■ ACTIVITY
Which lines below hold the word "chevron"? Report each one.

■ RECORD EXTRACTS
◇ ◇ ◇ ◇ ◇ ◇ ◇

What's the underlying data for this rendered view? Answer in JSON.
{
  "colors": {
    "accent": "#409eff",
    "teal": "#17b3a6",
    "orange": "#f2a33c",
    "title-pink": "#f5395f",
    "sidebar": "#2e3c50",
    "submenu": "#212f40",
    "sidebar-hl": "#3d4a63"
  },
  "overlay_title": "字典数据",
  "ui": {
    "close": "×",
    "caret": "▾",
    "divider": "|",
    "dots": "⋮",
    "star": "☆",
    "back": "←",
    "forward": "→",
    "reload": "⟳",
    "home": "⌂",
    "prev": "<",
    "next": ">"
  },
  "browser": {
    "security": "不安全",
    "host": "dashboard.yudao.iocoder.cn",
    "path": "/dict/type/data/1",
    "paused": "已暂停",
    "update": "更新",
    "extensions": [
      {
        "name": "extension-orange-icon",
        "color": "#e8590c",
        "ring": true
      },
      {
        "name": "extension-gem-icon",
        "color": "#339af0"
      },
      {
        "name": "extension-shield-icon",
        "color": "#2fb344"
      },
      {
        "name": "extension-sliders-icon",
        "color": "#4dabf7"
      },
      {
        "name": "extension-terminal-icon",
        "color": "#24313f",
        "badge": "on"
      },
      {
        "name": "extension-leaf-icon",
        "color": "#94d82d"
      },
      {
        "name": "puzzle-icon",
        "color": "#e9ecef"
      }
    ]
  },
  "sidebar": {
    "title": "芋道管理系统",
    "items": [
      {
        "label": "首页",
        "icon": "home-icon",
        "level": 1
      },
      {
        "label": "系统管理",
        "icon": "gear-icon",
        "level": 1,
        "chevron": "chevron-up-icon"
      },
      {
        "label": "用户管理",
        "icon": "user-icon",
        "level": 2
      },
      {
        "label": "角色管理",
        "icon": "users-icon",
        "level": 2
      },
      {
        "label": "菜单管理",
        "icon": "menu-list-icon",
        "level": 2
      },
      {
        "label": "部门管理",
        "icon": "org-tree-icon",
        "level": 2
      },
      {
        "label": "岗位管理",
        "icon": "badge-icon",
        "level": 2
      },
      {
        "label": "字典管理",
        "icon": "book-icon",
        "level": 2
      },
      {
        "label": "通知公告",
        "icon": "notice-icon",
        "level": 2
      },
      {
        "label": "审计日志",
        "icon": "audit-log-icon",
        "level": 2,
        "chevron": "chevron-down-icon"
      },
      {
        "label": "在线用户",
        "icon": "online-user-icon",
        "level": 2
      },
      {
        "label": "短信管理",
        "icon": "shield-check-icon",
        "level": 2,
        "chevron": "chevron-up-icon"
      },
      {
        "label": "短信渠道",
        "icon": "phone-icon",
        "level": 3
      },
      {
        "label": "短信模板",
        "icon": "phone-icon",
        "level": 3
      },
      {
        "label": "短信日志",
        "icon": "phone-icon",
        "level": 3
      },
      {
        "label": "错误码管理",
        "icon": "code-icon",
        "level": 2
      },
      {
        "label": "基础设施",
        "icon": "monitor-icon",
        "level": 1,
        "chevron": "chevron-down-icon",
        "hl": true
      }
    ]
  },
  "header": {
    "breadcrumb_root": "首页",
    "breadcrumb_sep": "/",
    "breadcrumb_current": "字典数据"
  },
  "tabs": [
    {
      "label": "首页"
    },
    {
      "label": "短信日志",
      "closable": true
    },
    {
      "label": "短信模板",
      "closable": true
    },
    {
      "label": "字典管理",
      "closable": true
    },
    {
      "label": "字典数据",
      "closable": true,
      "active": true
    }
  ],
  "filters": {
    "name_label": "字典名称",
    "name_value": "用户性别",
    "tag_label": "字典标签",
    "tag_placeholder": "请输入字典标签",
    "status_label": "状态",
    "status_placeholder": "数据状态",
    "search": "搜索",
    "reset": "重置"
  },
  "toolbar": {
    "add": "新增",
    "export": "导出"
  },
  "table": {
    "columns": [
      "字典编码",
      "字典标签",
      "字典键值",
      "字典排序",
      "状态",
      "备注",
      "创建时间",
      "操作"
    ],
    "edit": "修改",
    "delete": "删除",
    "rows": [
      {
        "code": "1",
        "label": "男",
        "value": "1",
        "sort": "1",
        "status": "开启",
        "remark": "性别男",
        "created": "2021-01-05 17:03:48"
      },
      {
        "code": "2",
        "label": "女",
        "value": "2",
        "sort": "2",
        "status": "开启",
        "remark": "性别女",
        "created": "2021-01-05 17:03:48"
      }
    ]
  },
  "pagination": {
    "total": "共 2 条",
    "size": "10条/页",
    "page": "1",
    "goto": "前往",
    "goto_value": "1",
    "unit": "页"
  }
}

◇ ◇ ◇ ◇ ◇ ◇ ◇

■ ANSWER FOR THIS EXERCISE
        "chevron": "chevron-up-icon"
        "chevron": "chevron-down-icon"
        "chevron": "chevron-up-icon"
        "chevron": "chevron-down-icon",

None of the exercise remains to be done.